-- Data section follows --

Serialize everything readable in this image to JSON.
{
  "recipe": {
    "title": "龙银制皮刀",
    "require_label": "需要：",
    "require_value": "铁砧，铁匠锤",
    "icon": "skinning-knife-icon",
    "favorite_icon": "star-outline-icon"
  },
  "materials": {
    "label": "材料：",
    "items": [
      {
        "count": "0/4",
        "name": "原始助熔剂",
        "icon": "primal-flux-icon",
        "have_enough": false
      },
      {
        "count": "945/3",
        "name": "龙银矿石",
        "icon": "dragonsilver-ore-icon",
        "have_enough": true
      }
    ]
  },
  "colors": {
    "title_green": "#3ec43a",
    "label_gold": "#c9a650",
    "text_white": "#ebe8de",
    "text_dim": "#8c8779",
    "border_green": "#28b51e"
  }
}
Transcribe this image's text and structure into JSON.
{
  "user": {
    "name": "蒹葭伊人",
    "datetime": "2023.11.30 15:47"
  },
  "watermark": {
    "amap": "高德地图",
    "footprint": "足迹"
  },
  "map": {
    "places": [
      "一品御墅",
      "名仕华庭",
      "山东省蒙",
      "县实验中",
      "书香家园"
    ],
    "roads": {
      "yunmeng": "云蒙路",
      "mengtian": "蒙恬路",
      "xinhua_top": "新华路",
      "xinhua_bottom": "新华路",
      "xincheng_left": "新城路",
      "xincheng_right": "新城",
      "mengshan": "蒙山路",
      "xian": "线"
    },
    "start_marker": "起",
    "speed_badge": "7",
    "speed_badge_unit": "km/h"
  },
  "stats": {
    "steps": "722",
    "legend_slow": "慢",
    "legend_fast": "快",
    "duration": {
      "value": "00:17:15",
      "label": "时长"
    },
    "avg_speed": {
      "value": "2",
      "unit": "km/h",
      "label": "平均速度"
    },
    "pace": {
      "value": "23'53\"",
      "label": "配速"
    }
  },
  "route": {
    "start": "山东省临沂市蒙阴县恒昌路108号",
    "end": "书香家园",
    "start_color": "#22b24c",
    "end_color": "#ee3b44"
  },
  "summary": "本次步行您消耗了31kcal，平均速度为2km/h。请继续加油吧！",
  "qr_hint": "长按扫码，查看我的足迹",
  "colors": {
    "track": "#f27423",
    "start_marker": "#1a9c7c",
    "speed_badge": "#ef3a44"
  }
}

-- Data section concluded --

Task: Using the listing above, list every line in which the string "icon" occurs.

Result of the exercise:
    "icon": "skinning-knife-icon",
    "favorite_icon": "star-outline-icon"
        "icon": "primal-flux-icon",
        "icon": "dragonsilver-ore-icon",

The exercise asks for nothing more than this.